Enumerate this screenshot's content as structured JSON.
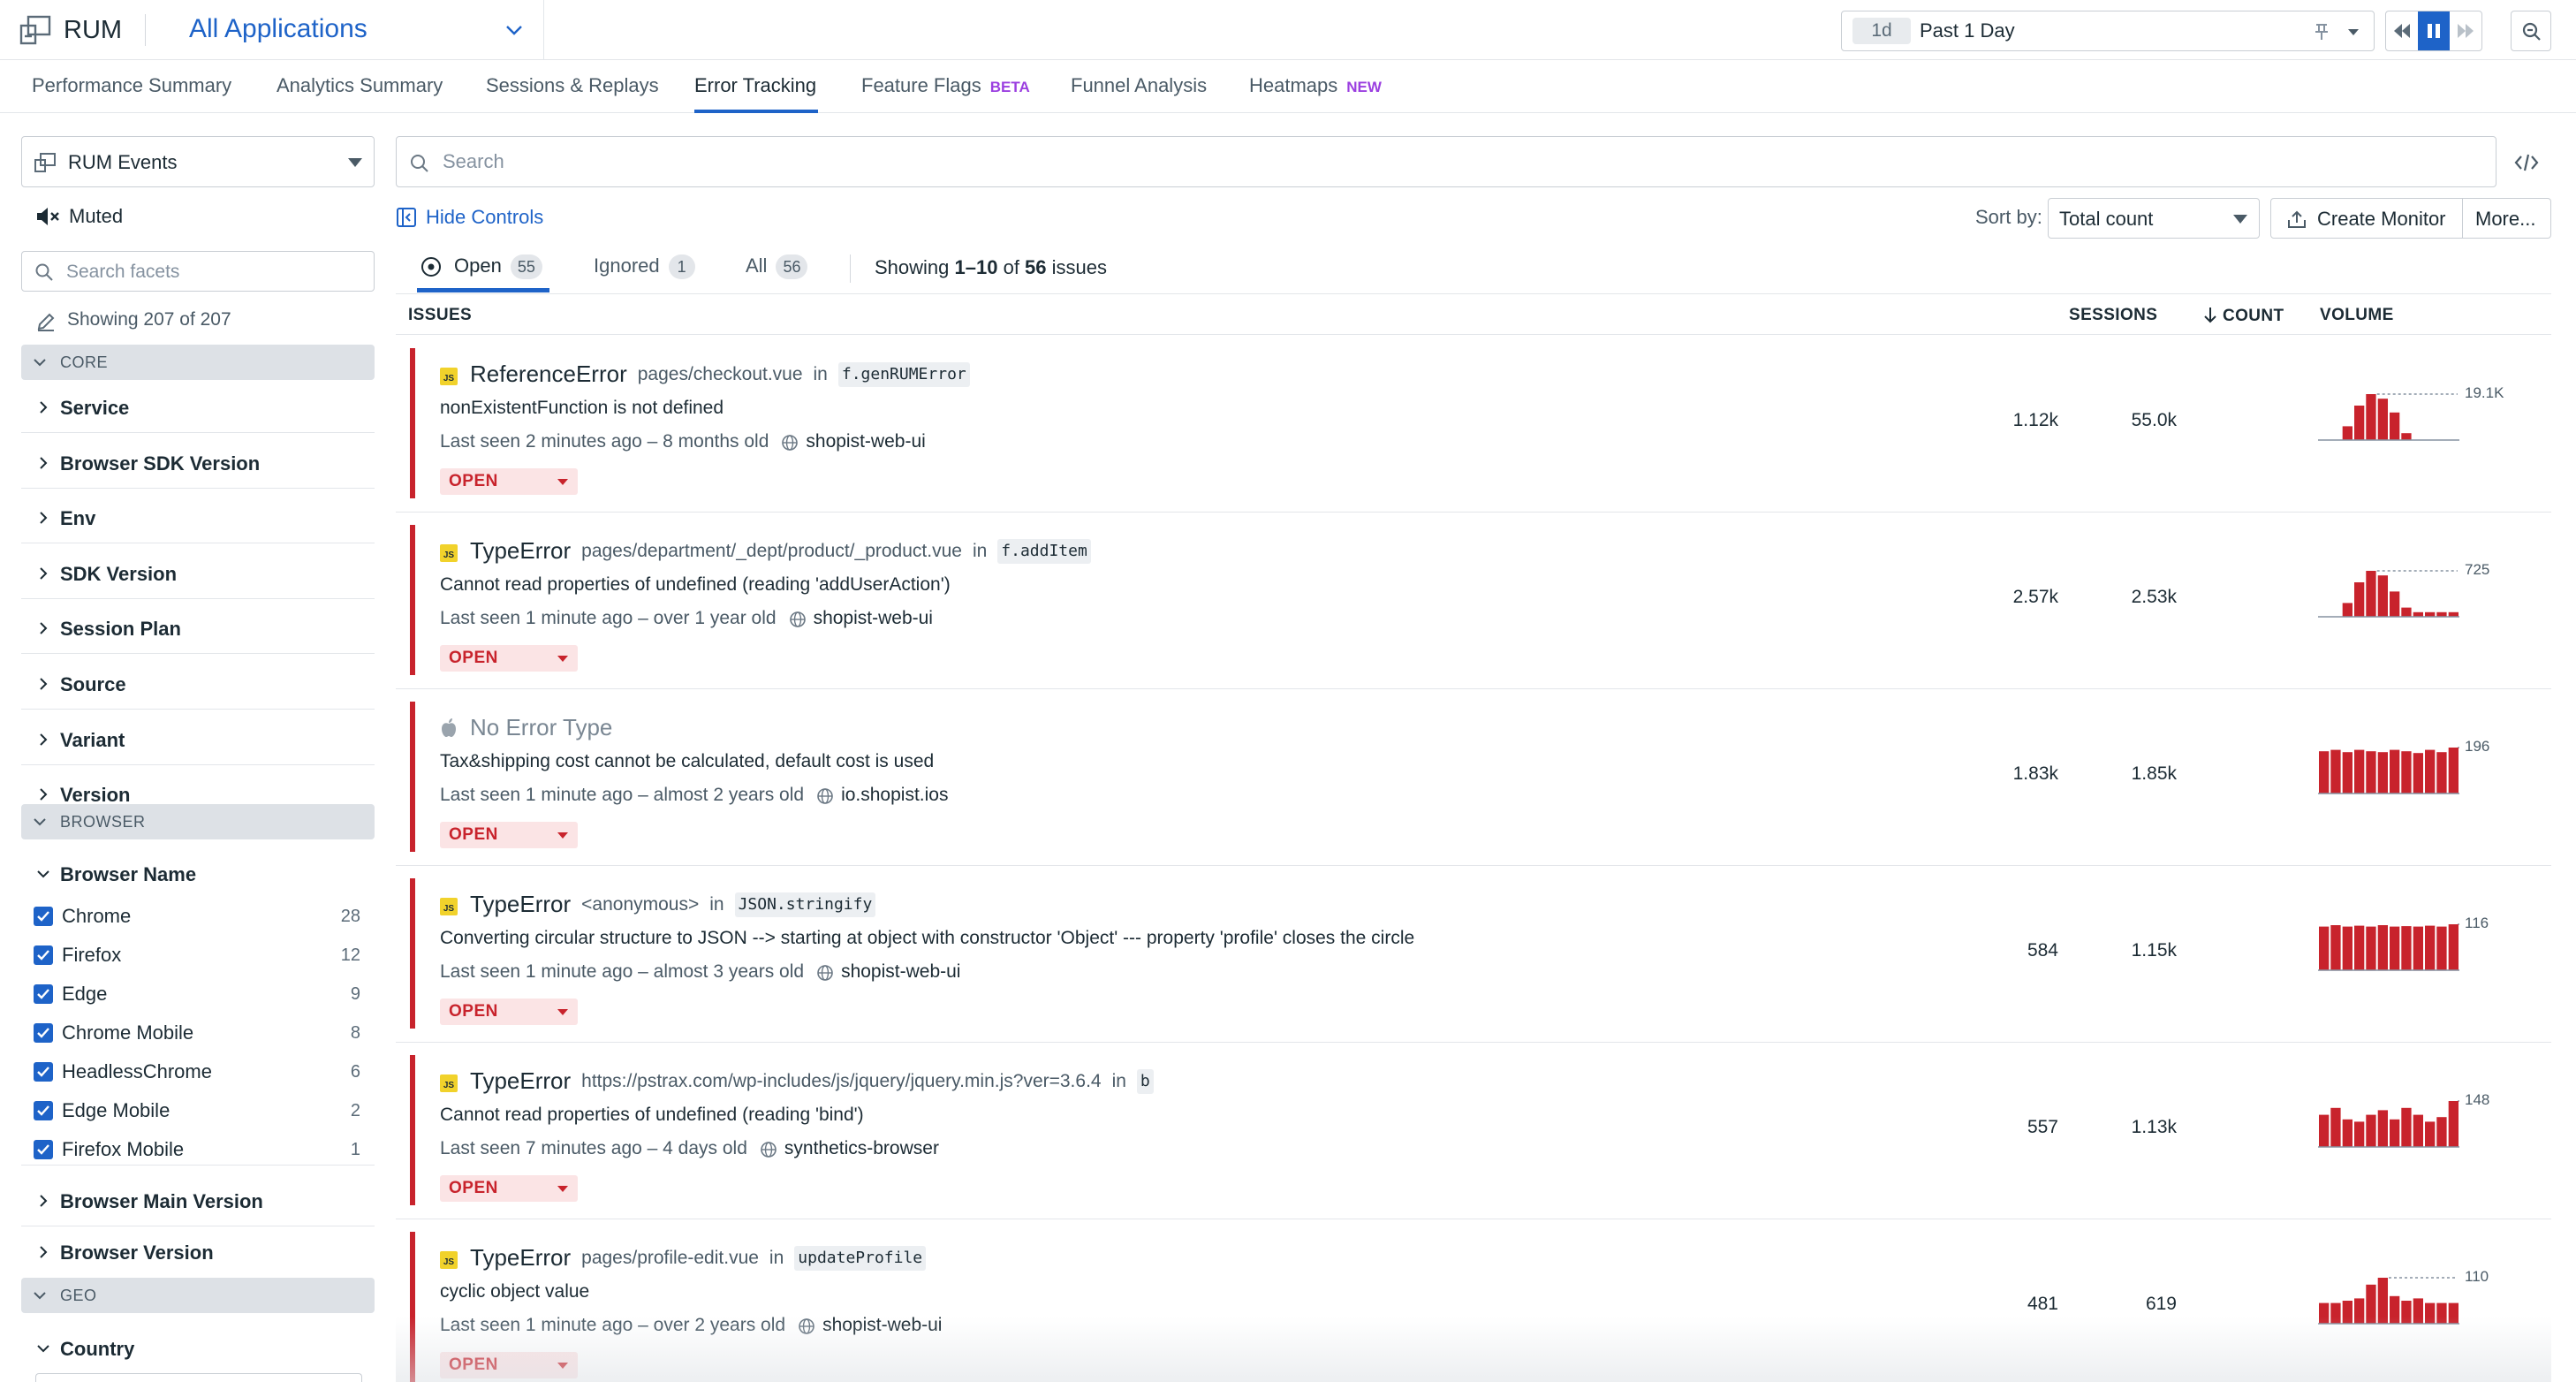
{
  "app": {
    "title": "RUM",
    "application_selector": "All Applications"
  },
  "time_picker": {
    "badge": "1d",
    "label": "Past 1 Day"
  },
  "nav": {
    "tabs": [
      {
        "label": "Performance Summary"
      },
      {
        "label": "Analytics Summary"
      },
      {
        "label": "Sessions & Replays"
      },
      {
        "label": "Error Tracking",
        "active": true
      },
      {
        "label": "Feature Flags",
        "badge": "BETA"
      },
      {
        "label": "Funnel Analysis"
      },
      {
        "label": "Heatmaps",
        "badge": "NEW"
      }
    ]
  },
  "sidebar": {
    "events_select": "RUM Events",
    "muted_label": "Muted",
    "search_placeholder": "Search facets",
    "showing": "Showing 207 of 207",
    "groups": {
      "core": "CORE",
      "browser": "BROWSER",
      "geo": "GEO"
    },
    "core_facets": [
      "Service",
      "Browser SDK Version",
      "Env",
      "SDK Version",
      "Session Plan",
      "Source",
      "Variant",
      "Version"
    ],
    "browser_name": {
      "label": "Browser Name",
      "values": [
        {
          "name": "Chrome",
          "count": "28"
        },
        {
          "name": "Firefox",
          "count": "12"
        },
        {
          "name": "Edge",
          "count": "9"
        },
        {
          "name": "Chrome Mobile",
          "count": "8"
        },
        {
          "name": "HeadlessChrome",
          "count": "6"
        },
        {
          "name": "Edge Mobile",
          "count": "2"
        },
        {
          "name": "Firefox Mobile",
          "count": "1"
        }
      ]
    },
    "browser_facets": [
      "Browser Main Version",
      "Browser Version"
    ],
    "geo_facets": [
      "Country"
    ]
  },
  "main": {
    "search_placeholder": "Search",
    "hide_controls": "Hide Controls",
    "sort_by_label": "Sort by:",
    "sort_value": "Total count",
    "create_monitor": "Create Monitor",
    "more": "More...",
    "status_tabs": [
      {
        "label": "Open",
        "count": "55",
        "active": true
      },
      {
        "label": "Ignored",
        "count": "1"
      },
      {
        "label": "All",
        "count": "56"
      }
    ],
    "showing_prefix": "Showing ",
    "showing_range": "1–10",
    "showing_of": " of ",
    "showing_total": "56",
    "showing_suffix": " issues",
    "columns": {
      "issues": "ISSUES",
      "sessions": "SESSIONS",
      "count": "COUNT",
      "volume": "VOLUME"
    }
  },
  "issues": [
    {
      "type": "ReferenceError",
      "icon": "js-icon",
      "location": "pages/checkout.vue",
      "in": "in",
      "func": "f.genRUMError",
      "message": "nonExistentFunction is not defined",
      "seen": "Last seen 2 minutes ago – 8 months old",
      "service": "shopist-web-ui",
      "status": "OPEN",
      "sessions": "1.12k",
      "count": "55.0k",
      "peak": "19.1K",
      "volume": [
        0,
        0,
        0.3,
        0.75,
        1,
        0.9,
        0.6,
        0.15,
        0,
        0,
        0,
        0
      ]
    },
    {
      "type": "TypeError",
      "icon": "js-icon",
      "location": "pages/department/_dept/product/_product.vue",
      "in": "in",
      "func": "f.addItem",
      "message": "Cannot read properties of undefined (reading 'addUserAction')",
      "seen": "Last seen 1 minute ago – over 1 year old",
      "service": "shopist-web-ui",
      "status": "OPEN",
      "sessions": "2.57k",
      "count": "2.53k",
      "peak": "725",
      "volume": [
        0,
        0,
        0.3,
        0.75,
        1,
        0.9,
        0.55,
        0.2,
        0.1,
        0.1,
        0.1,
        0.1
      ]
    },
    {
      "type": "No Error Type",
      "icon": "apple-icon",
      "location": "",
      "in": "",
      "func": "",
      "message": "Tax&shipping cost cannot be calculated, default cost is used",
      "seen": "Last seen 1 minute ago – almost 2 years old",
      "service": "io.shopist.ios",
      "status": "OPEN",
      "sessions": "1.83k",
      "count": "1.85k",
      "peak": "196",
      "volume": [
        0.92,
        0.95,
        0.9,
        0.95,
        0.92,
        0.9,
        0.95,
        0.92,
        0.88,
        0.95,
        0.9,
        1
      ]
    },
    {
      "type": "TypeError",
      "icon": "js-icon",
      "location": "<anonymous>",
      "in": "in",
      "func": "JSON.stringify",
      "message": "Converting circular structure to JSON --> starting at object with constructor 'Object' --- property 'profile' closes the circle",
      "seen": "Last seen 1 minute ago – almost 3 years old",
      "service": "shopist-web-ui",
      "status": "OPEN",
      "sessions": "584",
      "count": "1.15k",
      "peak": "116",
      "volume": [
        0.95,
        0.98,
        0.95,
        0.97,
        0.95,
        0.98,
        0.95,
        0.96,
        0.95,
        0.97,
        0.95,
        1
      ]
    },
    {
      "type": "TypeError",
      "icon": "js-icon",
      "location": "https://pstrax.com/wp-includes/js/jquery/jquery.min.js?ver=3.6.4",
      "in": "in",
      "func": "b",
      "message": "Cannot read properties of undefined (reading 'bind')",
      "seen": "Last seen 7 minutes ago – 4 days old",
      "service": "synthetics-browser",
      "status": "OPEN",
      "sessions": "557",
      "count": "1.13k",
      "peak": "148",
      "volume": [
        0.7,
        0.85,
        0.6,
        0.55,
        0.7,
        0.8,
        0.6,
        0.85,
        0.7,
        0.55,
        0.65,
        1
      ]
    },
    {
      "type": "TypeError",
      "icon": "js-icon",
      "location": "pages/profile-edit.vue",
      "in": "in",
      "func": "updateProfile",
      "message": "cyclic object value",
      "seen": "Last seen 1 minute ago – over 2 years old",
      "service": "shopist-web-ui",
      "status": "OPEN",
      "sessions": "481",
      "count": "619",
      "peak": "110",
      "volume": [
        0.45,
        0.45,
        0.5,
        0.55,
        0.85,
        1,
        0.6,
        0.5,
        0.55,
        0.45,
        0.45,
        0.45
      ]
    }
  ],
  "colors": {
    "accent": "#1e63c8",
    "error": "#c8232c",
    "open_bg": "#fbe4e5"
  }
}
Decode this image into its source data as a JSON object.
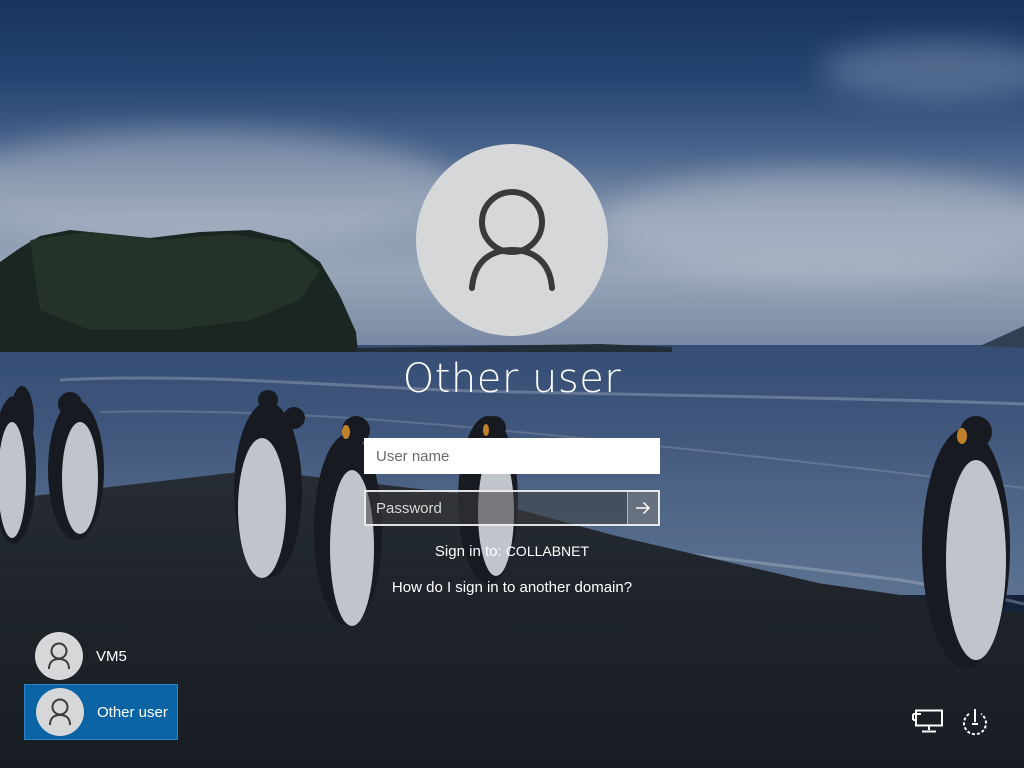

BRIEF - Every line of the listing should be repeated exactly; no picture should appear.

WRITTEN ANSWER -
Enumerate this screenshot's content as structured JSON.
{
  "app": {
    "title": "RUM",
    "application_selector": "All Applications"
  },
  "time_picker": {
    "badge": "1d",
    "label": "Past 1 Day"
  },
  "nav": {
    "tabs": [
      {
        "label": "Performance Summary"
      },
      {
        "label": "Analytics Summary"
      },
      {
        "label": "Sessions & Replays"
      },
      {
        "label": "Error Tracking",
        "active": true
      },
      {
        "label": "Feature Flags",
        "badge": "BETA"
      },
      {
        "label": "Funnel Analysis"
      },
      {
        "label": "Heatmaps",
        "badge": "NEW"
      }
    ]
  },
  "sidebar": {
    "events_select": "RUM Events",
    "muted_label": "Muted",
    "search_placeholder": "Search facets",
    "showing": "Showing 207 of 207",
    "groups": {
      "core": "CORE",
      "browser": "BROWSER",
      "geo": "GEO"
    },
    "core_facets": [
      "Service",
      "Browser SDK Version",
      "Env",
      "SDK Version",
      "Session Plan",
      "Source",
      "Variant",
      "Version"
    ],
    "browser_name": {
      "label": "Browser Name",
      "values": [
        {
          "name": "Chrome",
          "count": "28"
        },
        {
          "name": "Firefox",
          "count": "12"
        },
        {
          "name": "Edge",
          "count": "9"
        },
        {
          "name": "Chrome Mobile",
          "count": "8"
        },
        {
          "name": "HeadlessChrome",
          "count": "6"
        },
        {
          "name": "Edge Mobile",
          "count": "2"
        },
        {
          "name": "Firefox Mobile",
          "count": "1"
        }
      ]
    },
    "browser_facets": [
      "Browser Main Version",
      "Browser Version"
    ],
    "geo_facets": [
      "Country"
    ]
  },
  "main": {
    "search_placeholder": "Search",
    "hide_controls": "Hide Controls",
    "sort_by_label": "Sort by:",
    "sort_value": "Total count",
    "create_monitor": "Create Monitor",
    "more": "More...",
    "status_tabs": [
      {
        "label": "Open",
        "count": "55",
        "active": true
      },
      {
        "label": "Ignored",
        "count": "1"
      },
      {
        "label": "All",
        "count": "56"
      }
    ],
    "showing_prefix": "Showing ",
    "showing_range": "1–10",
    "showing_of": " of ",
    "showing_total": "56",
    "showing_suffix": " issues",
    "columns": {
      "issues": "ISSUES",
      "sessions": "SESSIONS",
      "count": "COUNT",
      "volume": "VOLUME"
    }
  },
  "issues": [
    {
      "type": "ReferenceError",
      "icon": "js-icon",
      "location": "pages/checkout.vue",
      "in": "in",
      "func": "f.genRUMError",
      "message": "nonExistentFunction is not defined",
      "seen": "Last seen 2 minutes ago – 8 months old",
      "service": "shopist-web-ui",
      "status": "OPEN",
      "sessions": "1.12k",
      "count": "55.0k",
      "peak": "19.1K",
      "volume": [
        0,
        0,
        0.3,
        0.75,
        1,
        0.9,
        0.6,
        0.15,
        0,
        0,
        0,
        0
      ]
    },
    {
      "type": "TypeError",
      "icon": "js-icon",
      "location": "pages/department/_dept/product/_product.vue",
      "in": "in",
      "func": "f.addItem",
      "message": "Cannot read properties of undefined (reading 'addUserAction')",
      "seen": "Last seen 1 minute ago – over 1 year old",
      "service": "shopist-web-ui",
      "status": "OPEN",
      "sessions": "2.57k",
      "count": "2.53k",
      "peak": "725",
      "volume": [
        0,
        0,
        0.3,
        0.75,
        1,
        0.9,
        0.55,
        0.2,
        0.1,
        0.1,
        0.1,
        0.1
      ]
    },
    {
      "type": "No Error Type",
      "icon": "apple-icon",
      "location": "",
      "in": "",
      "func": "",
      "message": "Tax&shipping cost cannot be calculated, default cost is used",
      "seen": "Last seen 1 minute ago – almost 2 years old",
      "service": "io.shopist.ios",
      "status": "OPEN",
      "sessions": "1.83k",
      "count": "1.85k",
      "peak": "196",
      "volume": [
        0.92,
        0.95,
        0.9,
        0.95,
        0.92,
        0.9,
        0.95,
        0.92,
        0.88,
        0.95,
        0.9,
        1
      ]
    },
    {
      "type": "TypeError",
      "icon": "js-icon",
      "location": "<anonymous>",
      "in": "in",
      "func": "JSON.stringify",
      "message": "Converting circular structure to JSON --> starting at object with constructor 'Object' --- property 'profile' closes the circle",
      "seen": "Last seen 1 minute ago – almost 3 years old",
      "service": "shopist-web-ui",
      "status": "OPEN",
      "sessions": "584",
      "count": "1.15k",
      "peak": "116",
      "volume": [
        0.95,
        0.98,
        0.95,
        0.97,
        0.95,
        0.98,
        0.95,
        0.96,
        0.95,
        0.97,
        0.95,
        1
      ]
    },
    {
      "type": "TypeError",
      "icon": "js-icon",
      "location": "https://pstrax.com/wp-includes/js/jquery/jquery.min.js?ver=3.6.4",
      "in": "in",
      "func": "b",
      "message": "Cannot read properties of undefined (reading 'bind')",
      "seen": "Last seen 7 minutes ago – 4 days old",
      "service": "synthetics-browser",
      "status": "OPEN",
      "sessions": "557",
      "count": "1.13k",
      "peak": "148",
      "volume": [
        0.7,
        0.85,
        0.6,
        0.55,
        0.7,
        0.8,
        0.6,
        0.85,
        0.7,
        0.55,
        0.65,
        1
      ]
    },
    {
      "type": "TypeError",
      "icon": "js-icon",
      "location": "pages/profile-edit.vue",
      "in": "in",
      "func": "updateProfile",
      "message": "cyclic object value",
      "seen": "Last seen 1 minute ago – over 2 years old",
      "service": "shopist-web-ui",
      "status": "OPEN",
      "sessions": "481",
      "count": "619",
      "peak": "110",
      "volume": [
        0.45,
        0.45,
        0.5,
        0.55,
        0.85,
        1,
        0.6,
        0.5,
        0.55,
        0.45,
        0.45,
        0.45
      ]
    }
  ],
  "colors": {
    "accent": "#1e63c8",
    "error": "#c8232c",
    "open_bg": "#fbe4e5"
  }
}
Decode this image into its source data as a JSON object.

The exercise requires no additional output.